◆ Given records ◆
================================
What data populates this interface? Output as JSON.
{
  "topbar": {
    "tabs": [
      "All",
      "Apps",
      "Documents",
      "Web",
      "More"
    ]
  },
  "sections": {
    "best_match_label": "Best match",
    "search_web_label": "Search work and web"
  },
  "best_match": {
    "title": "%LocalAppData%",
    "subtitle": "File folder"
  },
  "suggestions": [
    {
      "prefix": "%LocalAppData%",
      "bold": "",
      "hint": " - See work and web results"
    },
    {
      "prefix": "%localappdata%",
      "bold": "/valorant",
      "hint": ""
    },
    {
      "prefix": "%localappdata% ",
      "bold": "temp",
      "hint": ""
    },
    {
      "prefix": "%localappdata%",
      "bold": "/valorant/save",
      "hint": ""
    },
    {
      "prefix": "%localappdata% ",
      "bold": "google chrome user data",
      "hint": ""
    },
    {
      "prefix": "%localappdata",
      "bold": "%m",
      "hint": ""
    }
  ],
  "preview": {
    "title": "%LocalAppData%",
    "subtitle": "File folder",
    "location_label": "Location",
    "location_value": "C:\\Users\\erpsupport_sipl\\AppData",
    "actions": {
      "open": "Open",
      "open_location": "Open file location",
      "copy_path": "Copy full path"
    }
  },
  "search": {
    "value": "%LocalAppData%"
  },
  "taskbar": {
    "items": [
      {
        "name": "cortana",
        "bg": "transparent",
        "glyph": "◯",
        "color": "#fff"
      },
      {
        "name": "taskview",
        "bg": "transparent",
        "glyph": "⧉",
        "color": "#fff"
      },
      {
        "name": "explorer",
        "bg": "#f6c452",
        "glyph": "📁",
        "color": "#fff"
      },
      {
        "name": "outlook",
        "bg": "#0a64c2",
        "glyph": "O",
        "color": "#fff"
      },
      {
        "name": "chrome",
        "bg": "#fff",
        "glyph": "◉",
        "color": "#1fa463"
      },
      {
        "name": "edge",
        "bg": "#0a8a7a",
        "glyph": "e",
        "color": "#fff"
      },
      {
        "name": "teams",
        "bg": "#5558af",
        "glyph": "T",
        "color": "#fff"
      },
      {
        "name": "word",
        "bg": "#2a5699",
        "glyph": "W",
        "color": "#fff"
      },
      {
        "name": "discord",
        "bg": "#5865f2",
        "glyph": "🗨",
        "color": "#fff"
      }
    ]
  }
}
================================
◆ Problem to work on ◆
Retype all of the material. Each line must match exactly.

◆ Your response ◆
What data populates this interface? Output as JSON.
{
  "topbar": {
    "tabs": [
      "All",
      "Apps",
      "Documents",
      "Web",
      "More"
    ]
  },
  "sections": {
    "best_match_label": "Best match",
    "search_web_label": "Search work and web"
  },
  "best_match": {
    "title": "%LocalAppData%",
    "subtitle": "File folder"
  },
  "suggestions": [
    {
      "prefix": "%LocalAppData%",
      "bold": "",
      "hint": " - See work and web results"
    },
    {
      "prefix": "%localappdata%",
      "bold": "/valorant",
      "hint": ""
    },
    {
      "prefix": "%localappdata% ",
      "bold": "temp",
      "hint": ""
    },
    {
      "prefix": "%localappdata%",
      "bold": "/valorant/save",
      "hint": ""
    },
    {
      "prefix": "%localappdata% ",
      "bold": "google chrome user data",
      "hint": ""
    },
    {
      "prefix": "%localappdata",
      "bold": "%m",
      "hint": ""
    }
  ],
  "preview": {
    "title": "%LocalAppData%",
    "subtitle": "File folder",
    "location_label": "Location",
    "location_value": "C:\\Users\\erpsupport_sipl\\AppData",
    "actions": {
      "open": "Open",
      "open_location": "Open file location",
      "copy_path": "Copy full path"
    }
  },
  "search": {
    "value": "%LocalAppData%"
  },
  "taskbar": {
    "items": [
      {
        "name": "cortana",
        "bg": "transparent",
        "glyph": "◯",
        "color": "#fff"
      },
      {
        "name": "taskview",
        "bg": "transparent",
        "glyph": "⧉",
        "color": "#fff"
      },
      {
        "name": "explorer",
        "bg": "#f6c452",
        "glyph": "📁",
        "color": "#fff"
      },
      {
        "name": "outlook",
        "bg": "#0a64c2",
        "glyph": "O",
        "color": "#fff"
      },
      {
        "name": "chrome",
        "bg": "#fff",
        "glyph": "◉",
        "color": "#1fa463"
      },
      {
        "name": "edge",
        "bg": "#0a8a7a",
        "glyph": "e",
        "color": "#fff"
      },
      {
        "name": "teams",
        "bg": "#5558af",
        "glyph": "T",
        "color": "#fff"
      },
      {
        "name": "word",
        "bg": "#2a5699",
        "glyph": "W",
        "color": "#fff"
      },
      {
        "name": "discord",
        "bg": "#5865f2",
        "glyph": "🗨",
        "color": "#fff"
      }
    ]
  }
}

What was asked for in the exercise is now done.